Search the Archive

Nuclear Capabilities / Various Nations #240760

CBS Evening News for Tuesday, Jun 03, 1975
View other clips in this broadcast →

Material supplied by VTNA may be used for educational analysis or research only. Any editing, reproduction, publication, rebroadcast, public showing or public display may be prohibited by copyright laws.

(Studio) During Senator's defense and foreign policy debate, Senator John Pastore criticizes West Germany for impending agreement to supply Brazil with nuclear reactors. More and more concern being expressed about number of nations acquiring nuclear capabilities.
REPORTER: Walter Cronkite

(NYC) United States Energy Research and Dvt. Agency film shows dedication of nuclear power plant in Japan. 39 different cntrys. now have nuclear reactors or they're under construction; all cntrys. rptdly. using reactors for peaceful uses but potential for atom bomb exists. CBS learns US concerned about nuclear intentions of 7 nations - Israel, South Africa, Argentina, Brazil, Pakistan, South Korea, Taiwan. [Director United States Arms Control Fred IKLE - says concern growing with regard to number of cntrys. having capabilities to build nuclear explosives.] [Physicist Theodore TAYLOR - says additional facilities needed to build atom bomb much easier to build than getting nuclear reactors themselves; plutonium hardest to get.] Israel considered capable of assembling nuclear bombs and may have already done so. Israel, South Africa, Argentina, Pakistan, Brazil refuse to sign nuclear weapons nonproliferation treaty. In addition, South Africa dvts. secret process of enriching uranium; South African government film shown. There's also concern about Spain and future Mid. E. nuclear programs. Advanced cntrys. might change policy about building nuclear weapons if 1ess development cntrys. joined nuclear club in great numbers
REPORTER: Robert Schakne

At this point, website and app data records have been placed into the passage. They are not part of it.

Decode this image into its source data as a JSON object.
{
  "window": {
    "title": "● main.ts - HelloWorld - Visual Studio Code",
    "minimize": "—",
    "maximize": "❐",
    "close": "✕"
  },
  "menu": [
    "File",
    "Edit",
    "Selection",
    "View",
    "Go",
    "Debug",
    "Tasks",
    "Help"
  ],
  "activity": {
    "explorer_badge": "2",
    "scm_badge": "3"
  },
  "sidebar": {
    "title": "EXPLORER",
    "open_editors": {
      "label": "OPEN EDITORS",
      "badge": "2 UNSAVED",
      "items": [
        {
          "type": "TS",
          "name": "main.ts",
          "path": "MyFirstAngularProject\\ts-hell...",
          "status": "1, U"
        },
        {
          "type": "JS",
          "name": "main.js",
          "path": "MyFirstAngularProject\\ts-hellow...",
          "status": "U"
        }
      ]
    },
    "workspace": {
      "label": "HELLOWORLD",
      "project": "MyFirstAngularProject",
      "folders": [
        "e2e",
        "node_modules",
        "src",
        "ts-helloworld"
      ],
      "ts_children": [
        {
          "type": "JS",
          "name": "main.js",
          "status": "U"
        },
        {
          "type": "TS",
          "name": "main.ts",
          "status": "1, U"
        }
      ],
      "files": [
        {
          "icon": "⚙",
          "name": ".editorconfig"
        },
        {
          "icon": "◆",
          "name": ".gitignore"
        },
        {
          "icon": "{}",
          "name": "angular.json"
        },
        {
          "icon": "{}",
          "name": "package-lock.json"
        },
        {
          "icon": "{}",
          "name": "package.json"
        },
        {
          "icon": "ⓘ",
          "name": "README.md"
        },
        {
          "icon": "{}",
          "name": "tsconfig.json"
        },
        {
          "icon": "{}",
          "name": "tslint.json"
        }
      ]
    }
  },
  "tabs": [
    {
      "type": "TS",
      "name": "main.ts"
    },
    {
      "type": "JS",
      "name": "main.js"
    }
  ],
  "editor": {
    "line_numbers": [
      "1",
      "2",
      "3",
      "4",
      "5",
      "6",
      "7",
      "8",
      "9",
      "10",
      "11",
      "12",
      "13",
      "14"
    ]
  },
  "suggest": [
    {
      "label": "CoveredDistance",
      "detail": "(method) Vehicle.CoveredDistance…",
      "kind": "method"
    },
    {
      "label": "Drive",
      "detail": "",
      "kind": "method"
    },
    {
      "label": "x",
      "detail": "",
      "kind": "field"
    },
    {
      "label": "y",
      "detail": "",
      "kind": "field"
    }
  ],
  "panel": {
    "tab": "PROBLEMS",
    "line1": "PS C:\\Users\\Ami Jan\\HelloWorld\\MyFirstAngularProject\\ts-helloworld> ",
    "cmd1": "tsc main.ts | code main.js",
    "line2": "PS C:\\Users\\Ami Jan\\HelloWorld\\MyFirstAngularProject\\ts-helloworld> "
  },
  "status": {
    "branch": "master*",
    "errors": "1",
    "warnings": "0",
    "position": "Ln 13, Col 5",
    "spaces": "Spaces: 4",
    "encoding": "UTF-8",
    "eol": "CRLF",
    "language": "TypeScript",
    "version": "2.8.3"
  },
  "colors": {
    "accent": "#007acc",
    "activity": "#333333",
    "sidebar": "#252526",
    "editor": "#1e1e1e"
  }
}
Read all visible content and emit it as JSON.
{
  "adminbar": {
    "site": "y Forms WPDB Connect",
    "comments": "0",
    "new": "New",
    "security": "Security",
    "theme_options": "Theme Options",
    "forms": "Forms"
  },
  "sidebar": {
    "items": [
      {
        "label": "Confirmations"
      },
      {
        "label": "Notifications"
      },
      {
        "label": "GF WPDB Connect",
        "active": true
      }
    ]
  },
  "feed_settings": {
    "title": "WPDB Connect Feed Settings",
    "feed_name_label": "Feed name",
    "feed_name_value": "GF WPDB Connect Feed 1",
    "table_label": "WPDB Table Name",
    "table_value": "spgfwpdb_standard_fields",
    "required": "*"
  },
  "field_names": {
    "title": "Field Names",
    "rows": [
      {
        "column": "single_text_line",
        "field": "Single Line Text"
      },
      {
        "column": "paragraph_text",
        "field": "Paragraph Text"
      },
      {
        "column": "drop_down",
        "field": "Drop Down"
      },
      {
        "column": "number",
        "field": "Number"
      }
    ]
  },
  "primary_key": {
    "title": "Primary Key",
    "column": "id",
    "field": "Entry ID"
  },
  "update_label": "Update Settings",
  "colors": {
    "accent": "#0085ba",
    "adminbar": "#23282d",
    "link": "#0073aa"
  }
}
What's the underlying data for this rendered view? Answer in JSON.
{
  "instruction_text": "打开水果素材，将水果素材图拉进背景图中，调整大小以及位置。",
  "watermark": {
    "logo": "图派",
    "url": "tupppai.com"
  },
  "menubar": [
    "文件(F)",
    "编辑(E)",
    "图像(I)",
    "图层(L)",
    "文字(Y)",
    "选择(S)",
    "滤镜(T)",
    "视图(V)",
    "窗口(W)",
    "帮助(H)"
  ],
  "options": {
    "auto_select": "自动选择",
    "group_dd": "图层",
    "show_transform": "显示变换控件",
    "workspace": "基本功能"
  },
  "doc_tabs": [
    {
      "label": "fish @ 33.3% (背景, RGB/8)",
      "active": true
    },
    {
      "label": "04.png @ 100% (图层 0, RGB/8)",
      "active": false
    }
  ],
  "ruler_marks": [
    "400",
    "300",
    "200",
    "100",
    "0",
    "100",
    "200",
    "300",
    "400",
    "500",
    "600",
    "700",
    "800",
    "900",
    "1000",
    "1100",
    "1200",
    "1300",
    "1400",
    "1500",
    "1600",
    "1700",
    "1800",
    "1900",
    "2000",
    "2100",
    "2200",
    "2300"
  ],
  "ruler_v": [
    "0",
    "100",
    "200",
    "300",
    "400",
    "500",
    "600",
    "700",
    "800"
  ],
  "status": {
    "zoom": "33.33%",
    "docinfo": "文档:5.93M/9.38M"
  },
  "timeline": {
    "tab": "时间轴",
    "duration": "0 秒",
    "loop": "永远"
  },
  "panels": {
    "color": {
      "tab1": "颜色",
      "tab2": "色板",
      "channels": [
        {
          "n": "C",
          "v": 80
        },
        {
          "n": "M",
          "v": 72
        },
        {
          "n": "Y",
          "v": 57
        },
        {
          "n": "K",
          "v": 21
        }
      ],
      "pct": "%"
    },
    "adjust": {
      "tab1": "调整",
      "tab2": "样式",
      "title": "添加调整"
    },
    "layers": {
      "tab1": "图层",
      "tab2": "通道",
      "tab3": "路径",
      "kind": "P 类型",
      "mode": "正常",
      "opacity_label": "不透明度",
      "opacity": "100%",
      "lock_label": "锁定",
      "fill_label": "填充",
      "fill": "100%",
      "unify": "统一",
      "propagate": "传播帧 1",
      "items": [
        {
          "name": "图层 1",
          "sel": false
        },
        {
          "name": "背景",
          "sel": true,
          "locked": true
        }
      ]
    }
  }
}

(Studio) 2 nuclear devices exploded underground in Nevada desert.
REPORTER: Walter Cronkite

Reporter(s):
Cronkite, Walter;
Schakne, Robert
Duration:
00:05:20

Note to sponsor members: The Vanderbilt Television News Archive video player requires a modern operating system and browser to work properly. If you are experiencing playback problems, check the minimum requirements and adjust your setup accordingly. After adjustments, if you continue to experience problems, please contact us.

Welcome! Above is the abstract of the item that you're interested in viewing from the Vanderbilt Television News Archive's collection. You have three options if you'd like to view this item:

  • You may request a loan of this video by registering on our website and placing an order.
  • You may visit the Television News Archive on the Vanderbilt campus to view on-site from the Archive's collection.
  • If you are associated with a college or university, you may ask your library if they would like to become a sponsor, which would give students and faculty at your institution the ability to view items from our collection.

If you believe that you are associated with a sponsoring college or university and have received this message in error, please let us know.